The above discussion is meant to be illustrative of the principles and various embodiments of the present invention. Numerous variations and modifications will become apparent to those skilled in the art once the above disclosure is fully appreciated. It is intended that the following claims be interpreted to embrace all such variations and modifications.
|Cited Patent||Filing date||Publication date||Applicant||Title|
|US5903819||Mar 13, 1996||May 11, 1999||Ericsson Inc.||Noise suppressor circuit and associated method for suppressing periodic interference component portions of a communication signal|
|US6269093||Dec 16, 1997||Jul 31, 2001||Nokia Mobile Phones Limited||Adaptive removal of disturbance in TDMA acoustic peripheral devices|
|US6480824||Jul 12, 1999||Nov 12, 2002||Telefonaktiebolaget L M Ericsson (Publ)||Method and apparatus for canceling noise in a microphone communications path using an electrical equivalence reference signal|
|US6847689||Jul 19, 2000||Jan 25, 2005||Nokia Mobile Phones Ltd.||Method for distinguishing signals from one another, and filter|
|US6865276||Oct 5, 2000||Mar 8, 2005||Telefonaktiebolaget Lm Ericsson||System and method for noise suppression in a communication signal|
|US7715812 *||Jul 12, 2007||May 11, 2010||Renesas Technology Corp.||RF power amplifier|

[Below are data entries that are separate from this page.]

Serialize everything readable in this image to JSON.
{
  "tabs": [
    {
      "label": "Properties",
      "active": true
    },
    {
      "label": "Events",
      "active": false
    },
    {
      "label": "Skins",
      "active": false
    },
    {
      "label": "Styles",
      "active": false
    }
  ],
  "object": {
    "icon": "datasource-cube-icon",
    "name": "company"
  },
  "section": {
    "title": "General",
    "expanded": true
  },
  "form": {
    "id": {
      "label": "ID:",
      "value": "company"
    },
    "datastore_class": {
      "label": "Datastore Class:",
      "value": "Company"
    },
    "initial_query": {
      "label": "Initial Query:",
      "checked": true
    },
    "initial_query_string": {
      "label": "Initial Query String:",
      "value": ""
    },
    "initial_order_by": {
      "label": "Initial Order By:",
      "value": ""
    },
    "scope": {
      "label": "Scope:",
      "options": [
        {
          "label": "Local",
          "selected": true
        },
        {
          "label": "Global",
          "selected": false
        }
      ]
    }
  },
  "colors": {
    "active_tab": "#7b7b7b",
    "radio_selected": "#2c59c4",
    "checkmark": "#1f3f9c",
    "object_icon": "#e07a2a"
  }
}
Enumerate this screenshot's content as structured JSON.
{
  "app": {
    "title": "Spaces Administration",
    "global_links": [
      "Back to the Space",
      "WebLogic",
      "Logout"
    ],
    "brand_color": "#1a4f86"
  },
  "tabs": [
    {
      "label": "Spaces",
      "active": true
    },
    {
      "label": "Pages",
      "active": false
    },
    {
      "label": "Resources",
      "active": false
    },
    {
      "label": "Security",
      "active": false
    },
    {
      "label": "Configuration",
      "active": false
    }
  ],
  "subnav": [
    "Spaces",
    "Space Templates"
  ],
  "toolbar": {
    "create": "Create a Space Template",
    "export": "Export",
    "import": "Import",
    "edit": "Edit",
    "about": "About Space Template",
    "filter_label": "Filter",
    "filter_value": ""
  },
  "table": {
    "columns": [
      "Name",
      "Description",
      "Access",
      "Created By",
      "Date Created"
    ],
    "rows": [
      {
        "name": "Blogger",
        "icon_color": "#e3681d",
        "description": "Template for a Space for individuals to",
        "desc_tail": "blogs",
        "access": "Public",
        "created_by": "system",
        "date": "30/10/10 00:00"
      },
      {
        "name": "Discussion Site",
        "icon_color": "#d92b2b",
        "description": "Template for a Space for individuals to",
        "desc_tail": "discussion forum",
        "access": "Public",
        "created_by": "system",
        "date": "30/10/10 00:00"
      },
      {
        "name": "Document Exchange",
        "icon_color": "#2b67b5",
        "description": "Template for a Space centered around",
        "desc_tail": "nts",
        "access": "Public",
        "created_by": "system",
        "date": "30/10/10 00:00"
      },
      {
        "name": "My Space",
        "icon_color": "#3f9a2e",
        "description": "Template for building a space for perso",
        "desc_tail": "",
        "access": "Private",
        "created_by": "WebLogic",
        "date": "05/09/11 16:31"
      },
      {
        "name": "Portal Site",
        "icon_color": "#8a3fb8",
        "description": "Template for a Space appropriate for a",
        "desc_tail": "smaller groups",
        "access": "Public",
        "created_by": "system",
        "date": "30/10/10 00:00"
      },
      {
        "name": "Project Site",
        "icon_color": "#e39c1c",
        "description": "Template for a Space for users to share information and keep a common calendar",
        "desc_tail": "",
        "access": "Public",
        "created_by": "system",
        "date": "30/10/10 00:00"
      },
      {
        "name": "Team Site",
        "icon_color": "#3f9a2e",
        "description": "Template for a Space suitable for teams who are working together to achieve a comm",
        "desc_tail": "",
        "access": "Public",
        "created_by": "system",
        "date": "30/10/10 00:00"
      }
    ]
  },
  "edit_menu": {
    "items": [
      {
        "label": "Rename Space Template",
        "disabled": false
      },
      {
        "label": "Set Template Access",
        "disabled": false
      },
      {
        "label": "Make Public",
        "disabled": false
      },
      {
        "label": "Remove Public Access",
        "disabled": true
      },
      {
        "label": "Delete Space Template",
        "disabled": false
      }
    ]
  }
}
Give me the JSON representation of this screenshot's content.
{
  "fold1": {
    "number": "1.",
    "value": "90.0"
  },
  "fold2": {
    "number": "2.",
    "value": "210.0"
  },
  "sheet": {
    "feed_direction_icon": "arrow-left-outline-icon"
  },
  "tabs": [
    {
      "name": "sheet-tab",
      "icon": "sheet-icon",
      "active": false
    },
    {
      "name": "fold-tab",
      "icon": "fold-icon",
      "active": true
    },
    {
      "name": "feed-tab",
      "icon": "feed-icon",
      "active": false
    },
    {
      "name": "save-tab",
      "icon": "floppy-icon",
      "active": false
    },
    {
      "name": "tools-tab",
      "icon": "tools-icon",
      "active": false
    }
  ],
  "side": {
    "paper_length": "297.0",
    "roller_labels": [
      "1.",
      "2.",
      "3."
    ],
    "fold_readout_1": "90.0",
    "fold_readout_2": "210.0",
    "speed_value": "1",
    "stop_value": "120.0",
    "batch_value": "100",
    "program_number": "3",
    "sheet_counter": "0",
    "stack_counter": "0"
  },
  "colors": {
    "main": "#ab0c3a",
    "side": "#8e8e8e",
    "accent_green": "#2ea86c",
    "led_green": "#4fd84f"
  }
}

|US7720500 *||Sep 7, 2006||May 18, 2010||Symbol Technologies, Inc.||Transmit power control for mobile unit|
|US20060217082 *||Mar 22, 2005||Sep 28, 2006||Georg Fischer||Shaping noise in power amplifiers of duplex communication systems|
|Citing Patent||Filing date||Publication date||Applicant||Title|
|US8224251 *||Oct 21, 2009||Jul 17, 2012||Sony Corporation||Data communication apparatus and control method for prevention of audio noise signals due to transmitted data|
|US20100099360 *||Oct 21, 2009||Apr 22, 2010||Masanori Sugai||Data communication apparatus and communication data control method|
|U.S. Classification||381/71.1, 455/114.2, 381/94.1|
|International Classification||G10K11/16, H04B1/04, A61F11/06, H03B29/00, H04B15/00|
|Jun 6, 2007||AS||Assignment|
Owner name: TEXAS INSTRUMENTS INCORPORATED, TEXAS
Free format text: ASSIGNMENT OF ASSIGNORS INTEREST;ASSIGNORS:FAUCHEUR, LAURENT LE;GALL, THIERRY LE;OBER, FABIEN;REEL/FRAME:019435/0269
Effective date: 20070525
|Apr 24, 2015||FPAY||Fee payment|
Year of fee payment: 4